clumped on scales such as those important when considering
microlensing by the compact objects themselves. Since we don't know
exactly how dark matter is distributed, different
values can be examined to get an idea as to how
this uncertainty affects whatever it is one is interested in. If one
has no selection effects, then, due to flux conservation, the
'average' distance cannot change (Weinberg 1976);
introduces an additional uncertainty when
interpreting observations. It is generally not possible to estimate
this scatter by comparing the cases and
, since, depending on the cosmological
parameters and the cosmological mass distribution, not all
combinations are self-consistent. For instance, if one looks at scales
where galaxies are compact objects, and the fraction of
due to the galaxies is We further assume that light rays from the object whose distance is to be determined propagate sufficiently far from all clumps. (See Schneider et al. (1992) - hereafter SEF - for a more thorough discussion of this point.) Compared to the perfectly homogeneous and isotropic case, the introduction of the parameter will influence the angular size and luminosity distances (as well as the proper motion and parallax distances) since these depend on angles between light rays which are influenced by the amount of matter in the beam, but not the proper distance and only negligibly the light travel time. The last two distances are discussed briefly in Sect. 3.2.2 and in Appendix B3 and B6. Since there is a simple relation between the angular size distance and the luminosity distance (Sect. 3.2.2) which also holds for the inhomogeneous case (see Appendix A), for the general case it suffices to discuss the angular size distance, which we do in Sect. 4. ## 3.2.2. Relationships between different distancesWithout derivation
where the term in parentheses takes account of, by way of
Eq. (10), the expansion of the universe. It is convenient, in
keeping with the meaning of angular size distance, to think of the
expansion of the universe changing the angle in
Eq. (13) and not Although the angle between the rays (at the source) at the time of
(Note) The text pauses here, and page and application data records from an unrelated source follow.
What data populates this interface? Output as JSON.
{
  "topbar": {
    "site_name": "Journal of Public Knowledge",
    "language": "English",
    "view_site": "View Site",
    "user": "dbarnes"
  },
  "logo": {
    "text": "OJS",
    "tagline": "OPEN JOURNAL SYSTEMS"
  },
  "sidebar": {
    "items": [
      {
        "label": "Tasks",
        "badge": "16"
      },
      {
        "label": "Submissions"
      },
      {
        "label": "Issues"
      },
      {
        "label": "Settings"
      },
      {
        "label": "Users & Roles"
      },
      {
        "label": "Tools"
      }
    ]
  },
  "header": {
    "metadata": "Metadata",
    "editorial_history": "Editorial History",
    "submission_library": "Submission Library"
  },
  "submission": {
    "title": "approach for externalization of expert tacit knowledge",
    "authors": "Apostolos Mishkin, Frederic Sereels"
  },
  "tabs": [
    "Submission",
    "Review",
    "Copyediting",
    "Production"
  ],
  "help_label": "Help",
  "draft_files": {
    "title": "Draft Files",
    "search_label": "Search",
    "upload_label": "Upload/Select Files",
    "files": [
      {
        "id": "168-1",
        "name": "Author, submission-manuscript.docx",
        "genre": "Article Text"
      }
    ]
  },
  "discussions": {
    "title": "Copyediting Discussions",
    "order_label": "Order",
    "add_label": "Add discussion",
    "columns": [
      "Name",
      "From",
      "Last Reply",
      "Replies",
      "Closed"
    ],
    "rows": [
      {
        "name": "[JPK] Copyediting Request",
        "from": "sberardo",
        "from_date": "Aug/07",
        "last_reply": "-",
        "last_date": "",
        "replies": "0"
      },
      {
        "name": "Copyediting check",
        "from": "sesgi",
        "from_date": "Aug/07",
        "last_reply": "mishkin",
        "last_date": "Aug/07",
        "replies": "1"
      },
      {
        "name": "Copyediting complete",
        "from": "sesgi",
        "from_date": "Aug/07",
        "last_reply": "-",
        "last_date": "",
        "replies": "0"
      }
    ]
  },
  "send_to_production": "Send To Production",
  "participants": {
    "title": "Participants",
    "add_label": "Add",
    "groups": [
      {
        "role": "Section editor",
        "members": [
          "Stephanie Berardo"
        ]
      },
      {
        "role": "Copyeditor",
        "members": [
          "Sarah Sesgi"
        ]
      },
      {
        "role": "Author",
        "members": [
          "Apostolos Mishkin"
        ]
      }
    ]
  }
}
reception of the light is important for the luminosity distance, this
distance is From this and Eq. (17) follows the relation This means that the surface brightness of a 'standard candle'
is , a result independent of the
cosmological model parameters, including .
Of course, this applies only to the where where and The light travel time (or lookback time) between and (where ) is given by the integration of the reciprocal of Eq. (11): where the minus sign from Eq. (11) is equivalent to the
swapped limits of integration on the right-hand side so that the
integral gives instead of
, making the light travel time increase (for
) with Since the proper distance would be the same as
This gives the proper distance at the present time. Since
scales linearly with the expansion of the
universe, the proper distance at some other time can be obtained by
dividing Eq. (23) with , where
is the redshift at the corresponding time. For
homogeneous () cosmological models,
For inhomogeneous models, where this relation between global geometry and local light propagation does not exist, another approach must be used, which takes account of both the expansion of the universe as well as the local propagation of light, when calculating angle-defined distances such as the angular size distance. © European Southern Observatory (ESO) 1997 Online publication: July 3, 1998 |